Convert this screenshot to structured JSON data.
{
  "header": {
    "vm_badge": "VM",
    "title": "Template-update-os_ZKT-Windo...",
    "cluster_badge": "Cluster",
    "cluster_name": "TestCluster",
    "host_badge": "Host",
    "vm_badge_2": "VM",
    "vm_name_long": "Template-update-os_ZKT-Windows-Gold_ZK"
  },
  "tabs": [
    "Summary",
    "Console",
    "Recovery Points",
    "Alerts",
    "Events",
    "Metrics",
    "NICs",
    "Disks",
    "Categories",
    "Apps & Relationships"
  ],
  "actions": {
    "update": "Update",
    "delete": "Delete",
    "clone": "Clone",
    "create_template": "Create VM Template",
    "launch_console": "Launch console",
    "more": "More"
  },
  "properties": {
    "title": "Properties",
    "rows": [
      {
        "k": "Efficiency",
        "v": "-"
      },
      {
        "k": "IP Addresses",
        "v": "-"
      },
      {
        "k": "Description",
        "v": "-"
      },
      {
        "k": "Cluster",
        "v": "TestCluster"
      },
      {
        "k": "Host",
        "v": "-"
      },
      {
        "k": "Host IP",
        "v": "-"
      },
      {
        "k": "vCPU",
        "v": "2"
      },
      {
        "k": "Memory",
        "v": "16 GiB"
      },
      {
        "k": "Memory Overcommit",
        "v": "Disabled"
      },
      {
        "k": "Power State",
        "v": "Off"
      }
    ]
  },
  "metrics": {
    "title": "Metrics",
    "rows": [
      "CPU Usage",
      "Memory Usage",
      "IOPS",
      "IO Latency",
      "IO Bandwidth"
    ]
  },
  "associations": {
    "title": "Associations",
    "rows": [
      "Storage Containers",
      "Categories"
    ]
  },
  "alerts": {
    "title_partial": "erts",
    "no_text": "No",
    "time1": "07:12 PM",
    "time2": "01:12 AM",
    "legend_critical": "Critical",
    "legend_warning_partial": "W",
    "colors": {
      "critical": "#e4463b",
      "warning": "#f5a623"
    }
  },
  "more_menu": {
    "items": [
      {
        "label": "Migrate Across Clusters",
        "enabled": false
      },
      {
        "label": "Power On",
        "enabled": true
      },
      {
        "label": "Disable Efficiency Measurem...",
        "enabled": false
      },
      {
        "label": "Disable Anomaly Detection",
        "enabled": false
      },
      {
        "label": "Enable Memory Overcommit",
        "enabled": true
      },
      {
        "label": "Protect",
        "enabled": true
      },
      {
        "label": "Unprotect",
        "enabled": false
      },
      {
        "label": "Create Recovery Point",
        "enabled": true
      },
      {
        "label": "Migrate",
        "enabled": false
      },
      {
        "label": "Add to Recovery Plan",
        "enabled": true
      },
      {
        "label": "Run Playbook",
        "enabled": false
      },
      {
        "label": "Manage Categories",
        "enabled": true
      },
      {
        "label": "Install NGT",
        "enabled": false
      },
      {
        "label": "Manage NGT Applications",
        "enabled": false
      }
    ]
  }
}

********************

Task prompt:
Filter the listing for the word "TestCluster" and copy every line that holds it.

Response:
    "cluster_name": "TestCluster",
        "v": "TestCluster"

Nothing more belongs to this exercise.